TASK STATEMENT: Search the records for lines that contain the word "Affinity". Copy them all.

(App and web page records)
::::::::

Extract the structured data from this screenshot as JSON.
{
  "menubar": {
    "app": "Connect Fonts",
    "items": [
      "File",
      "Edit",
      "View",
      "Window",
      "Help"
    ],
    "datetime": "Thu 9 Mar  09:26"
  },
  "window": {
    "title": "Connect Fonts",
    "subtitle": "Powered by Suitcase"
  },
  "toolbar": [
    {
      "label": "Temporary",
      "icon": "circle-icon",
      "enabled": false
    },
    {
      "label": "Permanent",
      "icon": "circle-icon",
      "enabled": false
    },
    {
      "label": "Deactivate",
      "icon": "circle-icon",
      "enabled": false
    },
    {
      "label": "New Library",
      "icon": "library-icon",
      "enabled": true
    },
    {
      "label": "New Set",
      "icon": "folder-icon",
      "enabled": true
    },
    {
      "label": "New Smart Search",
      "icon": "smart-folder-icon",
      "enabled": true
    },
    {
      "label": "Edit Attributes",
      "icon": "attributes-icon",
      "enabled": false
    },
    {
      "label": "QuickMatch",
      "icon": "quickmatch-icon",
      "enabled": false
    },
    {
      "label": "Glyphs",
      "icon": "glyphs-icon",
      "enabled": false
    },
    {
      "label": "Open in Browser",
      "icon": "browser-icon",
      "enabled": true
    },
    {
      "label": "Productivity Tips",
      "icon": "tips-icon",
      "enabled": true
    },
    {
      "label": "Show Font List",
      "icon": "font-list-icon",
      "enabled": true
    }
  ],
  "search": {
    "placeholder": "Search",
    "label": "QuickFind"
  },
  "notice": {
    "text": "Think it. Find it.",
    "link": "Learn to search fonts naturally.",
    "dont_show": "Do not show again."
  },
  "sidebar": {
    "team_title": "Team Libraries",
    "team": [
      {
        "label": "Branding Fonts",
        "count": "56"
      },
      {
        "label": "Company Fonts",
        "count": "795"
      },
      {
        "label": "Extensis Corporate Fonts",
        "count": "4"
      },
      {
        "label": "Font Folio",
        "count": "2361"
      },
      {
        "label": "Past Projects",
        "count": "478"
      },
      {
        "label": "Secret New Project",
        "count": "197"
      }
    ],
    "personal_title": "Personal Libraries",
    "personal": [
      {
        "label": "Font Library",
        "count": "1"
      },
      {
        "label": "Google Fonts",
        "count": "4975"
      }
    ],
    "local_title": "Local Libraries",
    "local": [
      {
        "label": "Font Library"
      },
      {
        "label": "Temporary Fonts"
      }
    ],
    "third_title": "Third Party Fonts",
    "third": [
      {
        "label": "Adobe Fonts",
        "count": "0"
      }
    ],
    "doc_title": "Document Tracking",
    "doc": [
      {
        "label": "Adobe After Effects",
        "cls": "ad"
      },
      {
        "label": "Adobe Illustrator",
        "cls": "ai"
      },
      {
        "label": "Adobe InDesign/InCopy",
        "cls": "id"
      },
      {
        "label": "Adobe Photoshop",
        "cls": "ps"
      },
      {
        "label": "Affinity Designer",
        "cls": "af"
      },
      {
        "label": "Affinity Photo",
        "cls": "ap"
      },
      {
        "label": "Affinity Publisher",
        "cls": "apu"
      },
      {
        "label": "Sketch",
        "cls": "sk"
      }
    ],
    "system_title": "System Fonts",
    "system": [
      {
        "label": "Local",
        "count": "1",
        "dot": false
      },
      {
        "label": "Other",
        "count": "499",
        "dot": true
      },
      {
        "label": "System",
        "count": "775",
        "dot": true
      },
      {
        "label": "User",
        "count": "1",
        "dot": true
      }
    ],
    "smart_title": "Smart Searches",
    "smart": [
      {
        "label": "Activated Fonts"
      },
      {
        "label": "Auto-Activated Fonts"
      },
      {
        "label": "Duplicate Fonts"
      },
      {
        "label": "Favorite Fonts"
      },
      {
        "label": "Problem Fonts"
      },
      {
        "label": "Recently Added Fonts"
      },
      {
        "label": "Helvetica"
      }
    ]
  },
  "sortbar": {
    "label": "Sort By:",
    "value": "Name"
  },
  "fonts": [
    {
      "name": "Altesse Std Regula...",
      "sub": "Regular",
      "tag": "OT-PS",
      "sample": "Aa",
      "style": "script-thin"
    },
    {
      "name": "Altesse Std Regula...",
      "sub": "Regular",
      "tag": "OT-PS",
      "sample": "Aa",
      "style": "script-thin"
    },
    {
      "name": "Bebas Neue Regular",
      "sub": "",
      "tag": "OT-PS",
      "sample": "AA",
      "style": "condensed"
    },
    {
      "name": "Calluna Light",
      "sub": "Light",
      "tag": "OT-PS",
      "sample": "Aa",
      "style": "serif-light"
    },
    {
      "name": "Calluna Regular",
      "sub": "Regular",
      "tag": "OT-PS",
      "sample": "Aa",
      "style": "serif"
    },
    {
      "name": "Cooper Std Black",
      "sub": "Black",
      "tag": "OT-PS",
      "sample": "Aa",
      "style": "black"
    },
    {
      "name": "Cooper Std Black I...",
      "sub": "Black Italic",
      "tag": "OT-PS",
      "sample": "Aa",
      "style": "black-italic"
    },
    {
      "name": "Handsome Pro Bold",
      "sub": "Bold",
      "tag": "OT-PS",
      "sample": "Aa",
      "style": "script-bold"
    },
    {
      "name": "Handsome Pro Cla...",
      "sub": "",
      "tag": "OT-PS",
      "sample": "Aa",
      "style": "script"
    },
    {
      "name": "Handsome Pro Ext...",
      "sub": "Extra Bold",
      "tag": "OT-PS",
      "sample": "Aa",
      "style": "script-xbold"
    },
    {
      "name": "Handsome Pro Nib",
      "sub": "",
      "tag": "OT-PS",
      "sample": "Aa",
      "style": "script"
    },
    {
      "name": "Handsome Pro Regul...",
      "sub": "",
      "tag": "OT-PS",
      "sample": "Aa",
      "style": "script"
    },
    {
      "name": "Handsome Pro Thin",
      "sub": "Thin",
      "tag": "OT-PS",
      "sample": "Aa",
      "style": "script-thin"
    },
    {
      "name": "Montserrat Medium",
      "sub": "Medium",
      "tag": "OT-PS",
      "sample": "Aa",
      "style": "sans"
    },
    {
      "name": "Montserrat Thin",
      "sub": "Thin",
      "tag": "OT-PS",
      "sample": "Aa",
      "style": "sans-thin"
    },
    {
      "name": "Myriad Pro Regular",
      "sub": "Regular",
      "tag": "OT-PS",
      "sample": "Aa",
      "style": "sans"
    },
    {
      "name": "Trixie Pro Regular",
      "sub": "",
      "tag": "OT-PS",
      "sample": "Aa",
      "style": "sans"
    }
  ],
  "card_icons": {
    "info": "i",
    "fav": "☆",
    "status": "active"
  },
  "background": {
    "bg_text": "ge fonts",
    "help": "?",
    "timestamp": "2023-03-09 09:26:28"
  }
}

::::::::

OUTPUT OF THE TASK:
        "label": "Affinity Designer",
        "label": "Affinity Photo",
        "label": "Affinity Publisher",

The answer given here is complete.